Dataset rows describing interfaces
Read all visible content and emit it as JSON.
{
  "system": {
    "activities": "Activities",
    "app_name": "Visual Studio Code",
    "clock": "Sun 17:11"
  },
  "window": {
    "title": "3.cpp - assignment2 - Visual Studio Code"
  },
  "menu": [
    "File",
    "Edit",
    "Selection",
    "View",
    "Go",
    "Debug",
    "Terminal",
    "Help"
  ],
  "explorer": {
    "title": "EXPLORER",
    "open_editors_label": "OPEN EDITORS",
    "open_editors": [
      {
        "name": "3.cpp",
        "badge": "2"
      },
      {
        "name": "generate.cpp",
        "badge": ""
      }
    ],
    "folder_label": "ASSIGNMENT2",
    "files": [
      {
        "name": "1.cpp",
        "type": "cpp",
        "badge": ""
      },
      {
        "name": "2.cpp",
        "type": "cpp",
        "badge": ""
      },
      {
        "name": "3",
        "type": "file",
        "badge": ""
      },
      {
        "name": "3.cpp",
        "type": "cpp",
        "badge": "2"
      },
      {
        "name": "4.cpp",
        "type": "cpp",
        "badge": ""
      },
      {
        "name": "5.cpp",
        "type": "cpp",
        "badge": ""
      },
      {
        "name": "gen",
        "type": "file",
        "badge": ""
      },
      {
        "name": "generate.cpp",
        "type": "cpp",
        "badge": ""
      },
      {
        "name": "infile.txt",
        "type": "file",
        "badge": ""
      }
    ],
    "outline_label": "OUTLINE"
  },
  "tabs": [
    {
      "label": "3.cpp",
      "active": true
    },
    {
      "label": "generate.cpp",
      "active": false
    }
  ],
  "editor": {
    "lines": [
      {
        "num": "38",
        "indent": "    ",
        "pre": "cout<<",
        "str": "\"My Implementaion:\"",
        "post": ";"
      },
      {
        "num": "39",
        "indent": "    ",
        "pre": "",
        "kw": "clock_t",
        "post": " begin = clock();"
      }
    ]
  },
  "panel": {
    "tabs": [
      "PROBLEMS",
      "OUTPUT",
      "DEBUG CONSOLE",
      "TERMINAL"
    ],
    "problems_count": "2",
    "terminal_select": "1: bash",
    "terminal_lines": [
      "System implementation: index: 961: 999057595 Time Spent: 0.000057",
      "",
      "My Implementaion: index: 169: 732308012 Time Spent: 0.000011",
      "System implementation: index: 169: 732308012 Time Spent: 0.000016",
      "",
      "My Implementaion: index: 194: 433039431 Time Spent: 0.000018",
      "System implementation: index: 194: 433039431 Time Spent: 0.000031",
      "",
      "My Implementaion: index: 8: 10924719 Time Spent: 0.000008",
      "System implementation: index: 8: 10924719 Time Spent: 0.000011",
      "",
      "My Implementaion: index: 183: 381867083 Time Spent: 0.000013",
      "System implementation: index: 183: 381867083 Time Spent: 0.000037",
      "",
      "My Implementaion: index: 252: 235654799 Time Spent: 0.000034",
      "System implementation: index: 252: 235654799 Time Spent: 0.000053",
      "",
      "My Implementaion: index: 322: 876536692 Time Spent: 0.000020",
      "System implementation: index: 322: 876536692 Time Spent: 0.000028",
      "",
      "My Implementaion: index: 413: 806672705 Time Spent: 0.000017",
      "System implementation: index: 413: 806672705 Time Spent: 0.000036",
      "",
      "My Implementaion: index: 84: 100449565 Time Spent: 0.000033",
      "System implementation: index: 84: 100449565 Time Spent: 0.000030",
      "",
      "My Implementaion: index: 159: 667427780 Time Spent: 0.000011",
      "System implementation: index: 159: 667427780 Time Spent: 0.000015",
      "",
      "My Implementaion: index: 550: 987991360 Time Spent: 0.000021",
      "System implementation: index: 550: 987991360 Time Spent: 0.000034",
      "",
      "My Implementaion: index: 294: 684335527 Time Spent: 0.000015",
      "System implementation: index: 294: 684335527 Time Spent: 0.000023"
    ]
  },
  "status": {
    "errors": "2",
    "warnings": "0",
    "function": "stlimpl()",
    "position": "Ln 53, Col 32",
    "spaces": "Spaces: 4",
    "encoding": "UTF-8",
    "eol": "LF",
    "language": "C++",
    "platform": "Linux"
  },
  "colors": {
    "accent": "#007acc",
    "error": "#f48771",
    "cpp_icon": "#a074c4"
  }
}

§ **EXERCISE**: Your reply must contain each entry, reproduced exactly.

§ **TASK RESPONSE**:
Read all visible content and emit it as JSON.
{
  "system": {
    "activities": "Activities",
    "app_name": "Visual Studio Code",
    "clock": "Sun 17:11"
  },
  "window": {
    "title": "3.cpp - assignment2 - Visual Studio Code"
  },
  "menu": [
    "File",
    "Edit",
    "Selection",
    "View",
    "Go",
    "Debug",
    "Terminal",
    "Help"
  ],
  "explorer": {
    "title": "EXPLORER",
    "open_editors_label": "OPEN EDITORS",
    "open_editors": [
      {
        "name": "3.cpp",
        "badge": "2"
      },
      {
        "name": "generate.cpp",
        "badge": ""
      }
    ],
    "folder_label": "ASSIGNMENT2",
    "files": [
      {
        "name": "1.cpp",
        "type": "cpp",
        "badge": ""
      },
      {
        "name": "2.cpp",
        "type": "cpp",
        "badge": ""
      },
      {
        "name": "3",
        "type": "file",
        "badge": ""
      },
      {
        "name": "3.cpp",
        "type": "cpp",
        "badge": "2"
      },
      {
        "name": "4.cpp",
        "type": "cpp",
        "badge": ""
      },
      {
        "name": "5.cpp",
        "type": "cpp",
        "badge": ""
      },
      {
        "name": "gen",
        "type": "file",
        "badge": ""
      },
      {
        "name": "generate.cpp",
        "type": "cpp",
        "badge": ""
      },
      {
        "name": "infile.txt",
        "type": "file",
        "badge": ""
      }
    ],
    "outline_label": "OUTLINE"
  },
  "tabs": [
    {
      "label": "3.cpp",
      "active": true
    },
    {
      "label": "generate.cpp",
      "active": false
    }
  ],
  "editor": {
    "lines": [
      {
        "num": "38",
        "indent": "    ",
        "pre": "cout<<",
        "str": "\"My Implementaion:\"",
        "post": ";"
      },
      {
        "num": "39",
        "indent": "    ",
        "pre": "",
        "kw": "clock_t",
        "post": " begin = clock();"
      }
    ]
  },
  "panel": {
    "tabs": [
      "PROBLEMS",
      "OUTPUT",
      "DEBUG CONSOLE",
      "TERMINAL"
    ],
    "problems_count": "2",
    "terminal_select": "1: bash",
    "terminal_lines": [
      "System implementation: index: 961: 999057595 Time Spent: 0.000057",
      "",
      "My Implementaion: index: 169: 732308012 Time Spent: 0.000011",
      "System implementation: index: 169: 732308012 Time Spent: 0.000016",
      "",
      "My Implementaion: index: 194: 433039431 Time Spent: 0.000018",
      "System implementation: index: 194: 433039431 Time Spent: 0.000031",
      "",
      "My Implementaion: index: 8: 10924719 Time Spent: 0.000008",
      "System implementation: index: 8: 10924719 Time Spent: 0.000011",
      "",
      "My Implementaion: index: 183: 381867083 Time Spent: 0.000013",
      "System implementation: index: 183: 381867083 Time Spent: 0.000037",
      "",
      "My Implementaion: index: 252: 235654799 Time Spent: 0.000034",
      "System implementation: index: 252: 235654799 Time Spent: 0.000053",
      "",
      "My Implementaion: index: 322: 876536692 Time Spent: 0.000020",
      "System implementation: index: 322: 876536692 Time Spent: 0.000028",
      "",
      "My Implementaion: index: 413: 806672705 Time Spent: 0.000017",
      "System implementation: index: 413: 806672705 Time Spent: 0.000036",
      "",
      "My Implementaion: index: 84: 100449565 Time Spent: 0.000033",
      "System implementation: index: 84: 100449565 Time Spent: 0.000030",
      "",
      "My Implementaion: index: 159: 667427780 Time Spent: 0.000011",
      "System implementation: index: 159: 667427780 Time Spent: 0.000015",
      "",
      "My Implementaion: index: 550: 987991360 Time Spent: 0.000021",
      "System implementation: index: 550: 987991360 Time Spent: 0.000034",
      "",
      "My Implementaion: index: 294: 684335527 Time Spent: 0.000015",
      "System implementation: index: 294: 684335527 Time Spent: 0.000023"
    ]
  },
  "status": {
    "errors": "2",
    "warnings": "0",
    "function": "stlimpl()",
    "position": "Ln 53, Col 32",
    "spaces": "Spaces: 4",
    "encoding": "UTF-8",
    "eol": "LF",
    "language": "C++",
    "platform": "Linux"
  },
  "colors": {
    "accent": "#007acc",
    "error": "#f48771",
    "cpp_icon": "#a074c4"
  }
}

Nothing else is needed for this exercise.